Adding everything up, studies say that only 3 percent of the water that Palestinians in Gaza have is proper for human consumption. They drink the filtered but impure water because they have no choice. A few hundred families are wealthy enough to buy mineral water every day. Others can do it occasionally; everyone else drinks the water distributed by the tankers.

Last month, Mazin Gunaim, chief of the Palestinian Water Authority (PWA), revealed that by the end of this year Gaza’s aquifer won’t be usable any longer because of the concentration of salt, owing mostly to the high usage, which has handled sea water infiltrations and pollution for years. Ahmad al Yacouby, a colleague of his, warns us that the situation is extremely dire. “Water in Gaza is a huge problem with many faces,” he tells us, welcoming us in his office in Gaza city.
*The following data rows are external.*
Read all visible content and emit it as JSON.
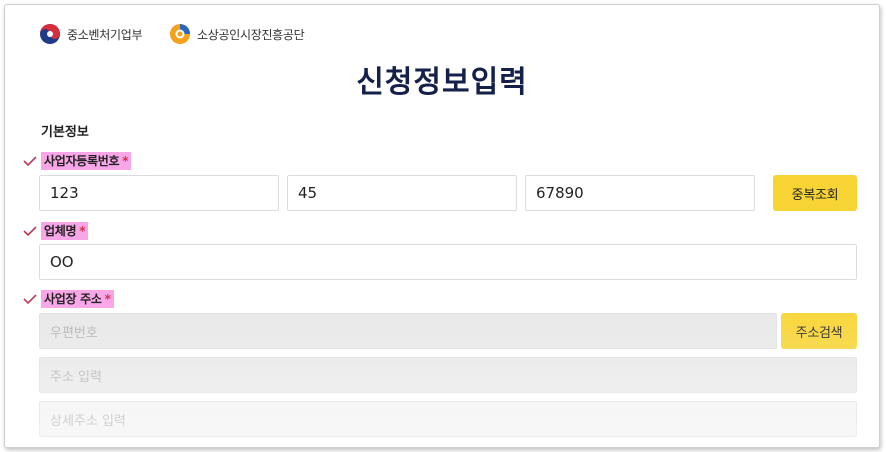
{
  "header": {
    "logo1_text": "중소벤처기업부",
    "logo2_text": "소상공인시장진흥공단"
  },
  "page_title": "신청정보입력",
  "section_title": "기본정보",
  "required_mark": "*",
  "business_number": {
    "label": "사업자등록번호",
    "part1": "123",
    "part2": "45",
    "part3": "67890",
    "check_button": "중복조회"
  },
  "company_name": {
    "label": "업체명",
    "value": "OO"
  },
  "address": {
    "label": "사업장 주소",
    "zip_placeholder": "우편번호",
    "search_button": "주소검색",
    "addr_placeholder": "주소 입력",
    "detail_placeholder": "상세주소 입력"
  },
  "colors": {
    "accent_yellow": "#f7d433",
    "highlight_pink": "#f9a6e8",
    "title_navy": "#14204a",
    "check_red": "#c0395a"
  }
}
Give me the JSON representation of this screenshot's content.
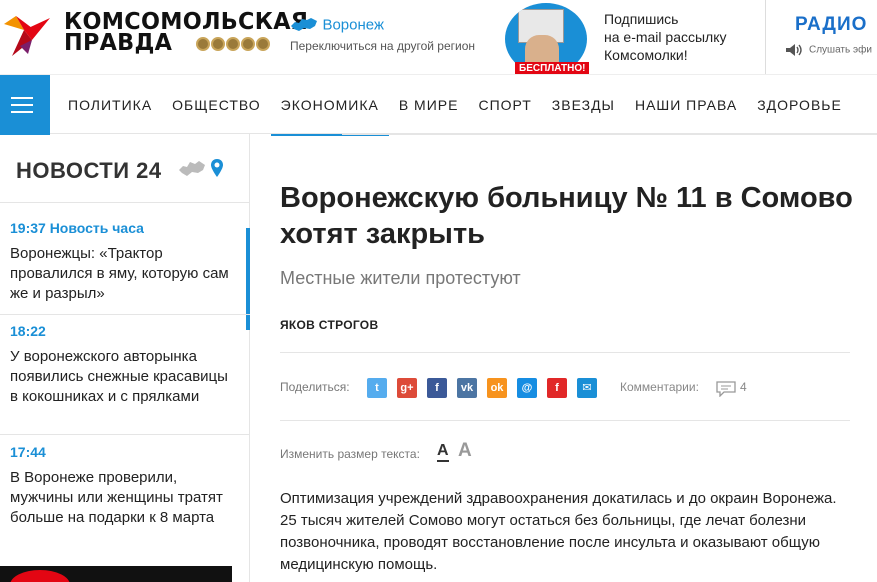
{
  "header": {
    "logo_line1": "КОМСОМОЛЬСКАЯ",
    "logo_line2": "ПРАВДА",
    "region_name": "Воронеж",
    "region_switch": "Переключиться на другой регион",
    "promo_badge": "БЕСПЛАТНО!",
    "subscribe_lines": [
      "Подпишись",
      "на e-mail рассылку",
      "Комсомолки!"
    ],
    "radio_label": "РАДИО",
    "radio_listen": "Слушать эфи"
  },
  "nav": {
    "items": [
      "ПОЛИТИКА",
      "ОБЩЕСТВО",
      "ЭКОНОМИКА",
      "В МИРЕ",
      "СПОРТ",
      "ЗВЕЗДЫ",
      "НАШИ ПРАВА",
      "ЗДОРОВЬЕ"
    ],
    "active": "ЭКОНОМИКА"
  },
  "sidebar": {
    "heading": "НОВОСТИ 24",
    "news": [
      {
        "time": "19:37 Новость часа",
        "title": "Воронежцы: «Трактор провалился в яму, которую сам же и разрыл»"
      },
      {
        "time": "18:22",
        "title": "У воронежского авторынка появились снежные красавицы в кокошниках и с прялками"
      },
      {
        "time": "17:44",
        "title": "В Воронеже проверили, мужчины или женщины тратят больше на подарки к 8 марта"
      }
    ]
  },
  "article": {
    "title": "Воронежскую больницу № 11 в Сомово хотят закрыть",
    "subtitle": "Местные жители протестуют",
    "author": "ЯКОВ СТРОГОВ",
    "share_label": "Поделиться:",
    "share_buttons": [
      {
        "name": "twitter",
        "glyph": "t",
        "color": "#55acee"
      },
      {
        "name": "google-plus",
        "glyph": "g+",
        "color": "#dd4b39"
      },
      {
        "name": "facebook",
        "glyph": "f",
        "color": "#3b5998"
      },
      {
        "name": "vk",
        "glyph": "vk",
        "color": "#4c75a3"
      },
      {
        "name": "odnoklassniki",
        "glyph": "ok",
        "color": "#f7931e"
      },
      {
        "name": "moimir",
        "glyph": "@",
        "color": "#168de2"
      },
      {
        "name": "flipboard",
        "glyph": "f",
        "color": "#e12828"
      },
      {
        "name": "email",
        "glyph": "✉",
        "color": "#1a8fd6"
      }
    ],
    "comments_label": "Комментарии:",
    "comments_count": "4",
    "text_size_label": "Изменить размер текста:",
    "text_size_small": "A",
    "text_size_large": "A",
    "body": "Оптимизация учреждений здравоохранения докатилась и до окраин Воронежа. 25 тысяч жителей Сомово могут остаться без больницы, где лечат болезни позвоночника, проводят восстановление после инсульта и оказывают общую медицинскую помощь."
  }
}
“There’s the issue of a largely insufficient drinkable water for 2 million people, then the issue of the filtered water which isn’t totally safe, the issue of polluted wells and, naturally, there’s the issue of non-recycled wastewater, connected to the very little electricity available and to the purifying equipment’s intermittent functioning. Every day, 90 million liters of non-recycled or partially recycled water are thrown in Gaza’s sea. Without forgetting the 120,000 inhabitants who are still disconnected from the public water supply and 23 percent of the Strip not connected to the drainage system.”

Last year the United Nations warned that Gaza might not be inhabitable by 2020. In reality, this condition can already be seen in a territory that saw three great Israeli military offensives, and other smaller ones, from 2006 to 2014, with tens of thousands of displaced people, blocked by Israel and Egypt, with unemployment levels among the highest in the world, without resources and with a population that very soon will be more than 2 million.

“Water is the more urgent issue, to which there must be a fast response,” Ahmad al Yacouby says. “At least 200 million cubic meters per year are needed. If we take into account the fact that the 55 million cubic meters in the aquifer are unusable, that we are unable to collect rainwater for various reasons and that many wells are polluted, it’s evident that the only path that can be taken is to build more desalinization installations and to recycle and purify sewage waters in order to use them in agriculture or in other fields.”

But collecting donations and financing for hundreds of millions of dollars is not easy in a complex political framework that sees most of the Western countries boycotting Hamas’ government, which governs Gaza. Moreover, the Israeli blockade on materials that, Tel Aviv claims, might be used by the Islamist movement for military aims, makes it difficult to implement projects that are minor but vitally important for the civilian population. According to EWASH, a coalition of NGOs and non-governmental associations, 30 water projects in Gaza are at risk because of the lack of equipment.

Tareq Yazji isn’t holding his breath. “There will always be very little water in Gaza, because the [Hamas] government, the one in Ramallah and the Westerners make promises, but they don’t keep them. I only know that today I have the money to buy, at least, filtered water and that my family can drink, when I won’t have them, my family will die of thirst.”